One of the important lessons students take from an art workshop is that their work might miss the intended mark. Thus, the first response fellow workshop members might make is to address the question, “What is this piece about?”
The question will be addressed differently according to art form. In my nonfiction writing workshops, I invite students to use the framework presented by Vivian Gornick in her book The Situation and the Story.
Every work of literature has both a situation and a story. The situation is the context or circumstance, sometimes the plot; the story is the emotional experience that preoccupies the writer: the insight, the wisdom, the thing one has come to say.
— Vivian Gornick, The Situation and the Story, p. 13
Thus, when my students comment on a piece by one of their classmates, they are asked to begin by identifying the situation and the story. They have an easier time identifying the situation, which might be as simple as . . .
“The narrator, a high-school senior, goes with her family to Thanksgiving at her grandparents’ house, and a big argument about politics and family history breaks out.”
They have a harder time identifying the story. I ask them to describe the arc of the narrator’s insight. Something like . . .
“The narrator braces herself for a holiday with the family, especially given her tense relationship with her father. He has always been critical of her, most recently about her plans for college. Over the course of the weekend, she sees her father bracing himself for his encounter with his own parents. Never before has she taken note of how much criticism they dish out to her father or of how much her attachment to her grandparents might reflect a sense of mutual alliance against her father. By the end of the weekend, when she rides back home with her parents, she wonders whether these discoveries into her father’s psyche will inspire renewed connection or simply enlightened detachment.”

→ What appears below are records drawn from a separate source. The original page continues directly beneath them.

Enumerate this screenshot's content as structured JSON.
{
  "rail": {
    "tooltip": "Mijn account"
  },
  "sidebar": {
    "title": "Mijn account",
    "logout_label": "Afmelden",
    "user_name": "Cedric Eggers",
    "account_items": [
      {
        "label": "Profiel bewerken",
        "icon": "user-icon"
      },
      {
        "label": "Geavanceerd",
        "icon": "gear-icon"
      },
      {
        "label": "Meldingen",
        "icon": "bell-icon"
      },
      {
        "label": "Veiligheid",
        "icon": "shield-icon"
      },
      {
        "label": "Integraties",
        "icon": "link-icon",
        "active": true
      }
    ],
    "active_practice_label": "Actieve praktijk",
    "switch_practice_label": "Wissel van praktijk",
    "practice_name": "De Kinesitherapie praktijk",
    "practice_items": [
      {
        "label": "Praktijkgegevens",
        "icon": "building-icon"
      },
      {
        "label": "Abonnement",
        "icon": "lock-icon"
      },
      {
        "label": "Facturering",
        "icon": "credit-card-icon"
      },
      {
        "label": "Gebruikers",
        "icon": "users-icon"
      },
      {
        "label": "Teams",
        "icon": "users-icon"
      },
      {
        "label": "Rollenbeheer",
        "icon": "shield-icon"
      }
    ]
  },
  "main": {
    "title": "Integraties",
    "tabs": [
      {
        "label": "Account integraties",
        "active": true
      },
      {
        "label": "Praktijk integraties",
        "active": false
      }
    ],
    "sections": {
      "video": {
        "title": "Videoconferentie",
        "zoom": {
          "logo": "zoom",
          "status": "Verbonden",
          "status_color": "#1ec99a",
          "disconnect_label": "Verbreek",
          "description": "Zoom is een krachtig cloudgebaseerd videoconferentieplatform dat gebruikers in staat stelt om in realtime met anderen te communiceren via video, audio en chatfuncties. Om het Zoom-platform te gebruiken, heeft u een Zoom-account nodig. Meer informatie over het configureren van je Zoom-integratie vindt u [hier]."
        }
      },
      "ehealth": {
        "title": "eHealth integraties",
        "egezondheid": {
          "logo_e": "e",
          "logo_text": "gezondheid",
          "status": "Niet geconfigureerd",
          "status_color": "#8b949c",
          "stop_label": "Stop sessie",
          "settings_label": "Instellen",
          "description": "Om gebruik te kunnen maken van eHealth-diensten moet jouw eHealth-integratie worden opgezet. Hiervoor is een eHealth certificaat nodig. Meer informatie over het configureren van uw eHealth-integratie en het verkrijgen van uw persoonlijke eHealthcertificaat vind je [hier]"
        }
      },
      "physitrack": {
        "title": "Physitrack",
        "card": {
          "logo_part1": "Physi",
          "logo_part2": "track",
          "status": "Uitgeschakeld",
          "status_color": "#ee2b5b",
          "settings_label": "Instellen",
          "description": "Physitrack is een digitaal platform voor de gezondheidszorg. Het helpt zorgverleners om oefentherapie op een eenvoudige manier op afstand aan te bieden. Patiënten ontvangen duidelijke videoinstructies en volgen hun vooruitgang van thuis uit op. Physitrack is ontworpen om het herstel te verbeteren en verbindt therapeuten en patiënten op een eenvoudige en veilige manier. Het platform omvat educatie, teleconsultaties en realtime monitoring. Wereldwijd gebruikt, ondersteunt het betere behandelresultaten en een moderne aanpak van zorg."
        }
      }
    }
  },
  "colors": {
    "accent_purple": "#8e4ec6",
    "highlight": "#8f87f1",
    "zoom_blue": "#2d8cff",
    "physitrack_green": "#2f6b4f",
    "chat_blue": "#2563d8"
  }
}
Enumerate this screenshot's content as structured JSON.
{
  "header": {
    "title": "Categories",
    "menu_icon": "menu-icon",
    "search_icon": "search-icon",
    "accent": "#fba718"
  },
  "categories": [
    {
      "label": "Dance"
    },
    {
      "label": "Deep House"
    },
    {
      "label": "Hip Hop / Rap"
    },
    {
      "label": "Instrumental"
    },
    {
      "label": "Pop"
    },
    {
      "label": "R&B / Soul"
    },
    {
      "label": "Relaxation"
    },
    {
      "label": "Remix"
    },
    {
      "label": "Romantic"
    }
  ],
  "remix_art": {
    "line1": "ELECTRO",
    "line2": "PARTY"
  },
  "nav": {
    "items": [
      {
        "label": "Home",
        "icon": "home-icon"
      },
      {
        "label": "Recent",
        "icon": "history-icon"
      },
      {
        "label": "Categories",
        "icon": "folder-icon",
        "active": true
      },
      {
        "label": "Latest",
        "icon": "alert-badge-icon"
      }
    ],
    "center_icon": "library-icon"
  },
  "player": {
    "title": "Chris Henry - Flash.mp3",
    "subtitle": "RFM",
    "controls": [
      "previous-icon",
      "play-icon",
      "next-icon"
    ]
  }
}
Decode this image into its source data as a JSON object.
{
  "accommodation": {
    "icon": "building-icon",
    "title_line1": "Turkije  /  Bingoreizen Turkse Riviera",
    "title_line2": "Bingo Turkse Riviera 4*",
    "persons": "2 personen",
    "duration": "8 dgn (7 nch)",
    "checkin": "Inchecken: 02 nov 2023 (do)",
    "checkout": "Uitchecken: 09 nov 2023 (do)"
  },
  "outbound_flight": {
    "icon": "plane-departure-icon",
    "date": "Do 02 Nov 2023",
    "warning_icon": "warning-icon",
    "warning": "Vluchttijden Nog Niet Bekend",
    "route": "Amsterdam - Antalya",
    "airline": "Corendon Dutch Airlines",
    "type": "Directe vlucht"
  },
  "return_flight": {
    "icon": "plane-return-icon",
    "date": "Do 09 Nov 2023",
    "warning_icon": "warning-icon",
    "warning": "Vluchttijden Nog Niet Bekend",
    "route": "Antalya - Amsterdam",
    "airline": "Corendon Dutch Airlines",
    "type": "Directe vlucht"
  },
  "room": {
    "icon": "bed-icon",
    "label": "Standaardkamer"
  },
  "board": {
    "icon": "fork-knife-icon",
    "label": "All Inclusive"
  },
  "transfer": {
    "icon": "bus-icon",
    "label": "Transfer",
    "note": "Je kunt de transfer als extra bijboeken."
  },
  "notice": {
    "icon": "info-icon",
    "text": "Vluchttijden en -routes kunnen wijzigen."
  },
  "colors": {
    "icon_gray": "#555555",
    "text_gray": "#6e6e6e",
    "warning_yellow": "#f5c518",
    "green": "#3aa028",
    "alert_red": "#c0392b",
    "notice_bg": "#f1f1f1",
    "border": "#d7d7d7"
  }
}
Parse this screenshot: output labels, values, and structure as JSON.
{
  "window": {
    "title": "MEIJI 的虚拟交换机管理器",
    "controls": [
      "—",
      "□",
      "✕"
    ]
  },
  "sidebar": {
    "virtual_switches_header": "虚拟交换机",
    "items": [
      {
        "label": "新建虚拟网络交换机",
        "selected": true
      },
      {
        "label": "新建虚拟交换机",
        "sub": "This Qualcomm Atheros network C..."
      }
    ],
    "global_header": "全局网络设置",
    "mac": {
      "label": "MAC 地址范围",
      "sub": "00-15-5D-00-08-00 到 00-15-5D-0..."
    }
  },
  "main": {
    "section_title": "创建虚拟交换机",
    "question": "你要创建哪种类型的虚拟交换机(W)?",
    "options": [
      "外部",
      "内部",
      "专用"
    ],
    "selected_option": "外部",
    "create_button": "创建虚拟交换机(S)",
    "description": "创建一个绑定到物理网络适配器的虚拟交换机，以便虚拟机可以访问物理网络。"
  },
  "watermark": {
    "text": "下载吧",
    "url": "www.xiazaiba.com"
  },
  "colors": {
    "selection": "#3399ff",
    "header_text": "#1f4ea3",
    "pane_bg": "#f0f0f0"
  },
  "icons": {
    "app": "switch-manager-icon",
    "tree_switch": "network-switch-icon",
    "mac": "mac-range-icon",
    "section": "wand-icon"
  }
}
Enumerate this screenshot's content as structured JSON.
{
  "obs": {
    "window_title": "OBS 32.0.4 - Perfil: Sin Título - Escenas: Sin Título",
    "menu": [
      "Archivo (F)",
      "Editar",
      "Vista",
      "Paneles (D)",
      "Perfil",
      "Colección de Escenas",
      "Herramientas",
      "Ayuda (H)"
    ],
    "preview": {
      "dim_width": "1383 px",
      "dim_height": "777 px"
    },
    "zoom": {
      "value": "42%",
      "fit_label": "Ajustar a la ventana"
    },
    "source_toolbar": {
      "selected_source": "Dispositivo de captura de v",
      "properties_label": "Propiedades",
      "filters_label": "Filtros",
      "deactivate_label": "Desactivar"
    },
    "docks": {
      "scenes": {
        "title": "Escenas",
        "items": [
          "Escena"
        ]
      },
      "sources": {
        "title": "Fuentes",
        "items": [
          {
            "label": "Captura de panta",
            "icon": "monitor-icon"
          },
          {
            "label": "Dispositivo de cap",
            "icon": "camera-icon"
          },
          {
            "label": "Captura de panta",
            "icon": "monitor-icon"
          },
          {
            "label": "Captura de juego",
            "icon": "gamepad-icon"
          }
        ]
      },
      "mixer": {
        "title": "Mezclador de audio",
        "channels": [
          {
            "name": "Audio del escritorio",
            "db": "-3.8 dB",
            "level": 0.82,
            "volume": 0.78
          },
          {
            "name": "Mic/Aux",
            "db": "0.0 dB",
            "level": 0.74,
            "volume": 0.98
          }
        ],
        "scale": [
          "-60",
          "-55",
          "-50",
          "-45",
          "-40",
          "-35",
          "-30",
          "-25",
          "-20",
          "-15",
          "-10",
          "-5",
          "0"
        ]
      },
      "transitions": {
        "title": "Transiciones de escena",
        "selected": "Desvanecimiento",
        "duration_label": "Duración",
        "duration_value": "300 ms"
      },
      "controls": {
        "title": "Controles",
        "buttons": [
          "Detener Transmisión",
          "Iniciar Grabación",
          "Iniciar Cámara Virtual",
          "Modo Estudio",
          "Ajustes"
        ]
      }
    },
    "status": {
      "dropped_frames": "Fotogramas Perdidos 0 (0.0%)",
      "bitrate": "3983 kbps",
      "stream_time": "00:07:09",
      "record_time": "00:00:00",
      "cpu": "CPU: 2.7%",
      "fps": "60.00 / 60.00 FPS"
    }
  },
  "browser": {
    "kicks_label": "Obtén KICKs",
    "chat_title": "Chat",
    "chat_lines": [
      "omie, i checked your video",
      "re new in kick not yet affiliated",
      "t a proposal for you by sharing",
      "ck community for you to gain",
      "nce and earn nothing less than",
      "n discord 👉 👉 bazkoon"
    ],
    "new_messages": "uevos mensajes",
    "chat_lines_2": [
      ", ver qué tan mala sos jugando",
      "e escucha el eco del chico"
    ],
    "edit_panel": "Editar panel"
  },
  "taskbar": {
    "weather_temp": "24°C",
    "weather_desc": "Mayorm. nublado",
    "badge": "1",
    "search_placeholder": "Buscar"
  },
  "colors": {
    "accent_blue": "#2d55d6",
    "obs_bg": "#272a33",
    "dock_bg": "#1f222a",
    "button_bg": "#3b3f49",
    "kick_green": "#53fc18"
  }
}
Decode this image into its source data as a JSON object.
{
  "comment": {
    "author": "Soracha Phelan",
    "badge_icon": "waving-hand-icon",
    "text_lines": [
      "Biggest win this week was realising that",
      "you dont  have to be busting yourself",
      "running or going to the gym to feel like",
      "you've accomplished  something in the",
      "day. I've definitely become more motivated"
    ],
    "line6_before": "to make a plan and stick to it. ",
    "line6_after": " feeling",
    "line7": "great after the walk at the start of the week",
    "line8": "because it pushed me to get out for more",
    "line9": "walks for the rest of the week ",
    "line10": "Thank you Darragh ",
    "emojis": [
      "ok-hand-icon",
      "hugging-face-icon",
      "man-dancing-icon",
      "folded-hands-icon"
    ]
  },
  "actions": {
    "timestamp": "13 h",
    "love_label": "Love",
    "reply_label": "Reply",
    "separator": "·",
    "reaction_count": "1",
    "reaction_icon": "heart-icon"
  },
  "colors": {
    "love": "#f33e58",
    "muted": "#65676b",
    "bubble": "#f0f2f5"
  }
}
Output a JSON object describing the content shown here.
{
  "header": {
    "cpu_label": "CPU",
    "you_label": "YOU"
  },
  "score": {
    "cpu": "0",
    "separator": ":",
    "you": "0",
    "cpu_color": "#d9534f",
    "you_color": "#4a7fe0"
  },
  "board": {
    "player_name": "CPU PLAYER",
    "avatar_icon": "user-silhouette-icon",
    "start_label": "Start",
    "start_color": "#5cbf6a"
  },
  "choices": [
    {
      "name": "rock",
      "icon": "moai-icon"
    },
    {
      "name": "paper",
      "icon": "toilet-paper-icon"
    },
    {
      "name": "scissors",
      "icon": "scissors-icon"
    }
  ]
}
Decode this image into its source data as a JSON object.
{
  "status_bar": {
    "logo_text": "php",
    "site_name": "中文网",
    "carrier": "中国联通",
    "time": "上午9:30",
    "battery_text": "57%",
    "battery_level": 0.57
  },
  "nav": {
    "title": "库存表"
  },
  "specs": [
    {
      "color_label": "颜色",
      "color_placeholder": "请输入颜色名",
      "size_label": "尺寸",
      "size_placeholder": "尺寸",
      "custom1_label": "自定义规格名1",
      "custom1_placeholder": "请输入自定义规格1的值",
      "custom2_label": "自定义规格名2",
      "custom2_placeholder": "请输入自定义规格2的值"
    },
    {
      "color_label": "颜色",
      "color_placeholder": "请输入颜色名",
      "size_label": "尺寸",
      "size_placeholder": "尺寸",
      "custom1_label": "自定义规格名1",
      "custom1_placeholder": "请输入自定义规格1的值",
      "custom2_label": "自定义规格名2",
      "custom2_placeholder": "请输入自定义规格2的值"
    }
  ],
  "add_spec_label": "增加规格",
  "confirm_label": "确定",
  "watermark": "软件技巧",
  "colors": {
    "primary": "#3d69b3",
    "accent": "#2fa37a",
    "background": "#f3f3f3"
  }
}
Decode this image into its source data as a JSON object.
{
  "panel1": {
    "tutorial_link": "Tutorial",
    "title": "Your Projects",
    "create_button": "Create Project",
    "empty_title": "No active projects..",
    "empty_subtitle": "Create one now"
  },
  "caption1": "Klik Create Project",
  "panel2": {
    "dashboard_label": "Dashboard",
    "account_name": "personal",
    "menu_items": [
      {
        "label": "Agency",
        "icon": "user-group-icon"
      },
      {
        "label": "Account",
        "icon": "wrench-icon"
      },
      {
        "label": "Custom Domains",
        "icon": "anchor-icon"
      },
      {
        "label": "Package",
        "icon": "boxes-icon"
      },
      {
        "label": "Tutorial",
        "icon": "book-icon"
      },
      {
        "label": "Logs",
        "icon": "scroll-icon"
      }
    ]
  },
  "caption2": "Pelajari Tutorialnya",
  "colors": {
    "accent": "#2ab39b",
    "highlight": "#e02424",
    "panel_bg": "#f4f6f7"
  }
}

Or perhaps . . .
“I couldn’t find the story. I wasn’t sure if what the narrator was describing was a series of revelations about her father or her evolving plans for life after high school.”
When students dig out and articulate the story (or report on the absence of a clear story), their critiques reflect a more organized understanding of the piece’s successes and problems. More importantly, the process of asking and answering the question “What is this piece about?” drills into them the fact that their readers will be attempting to answer the same question.
Thank you for reading.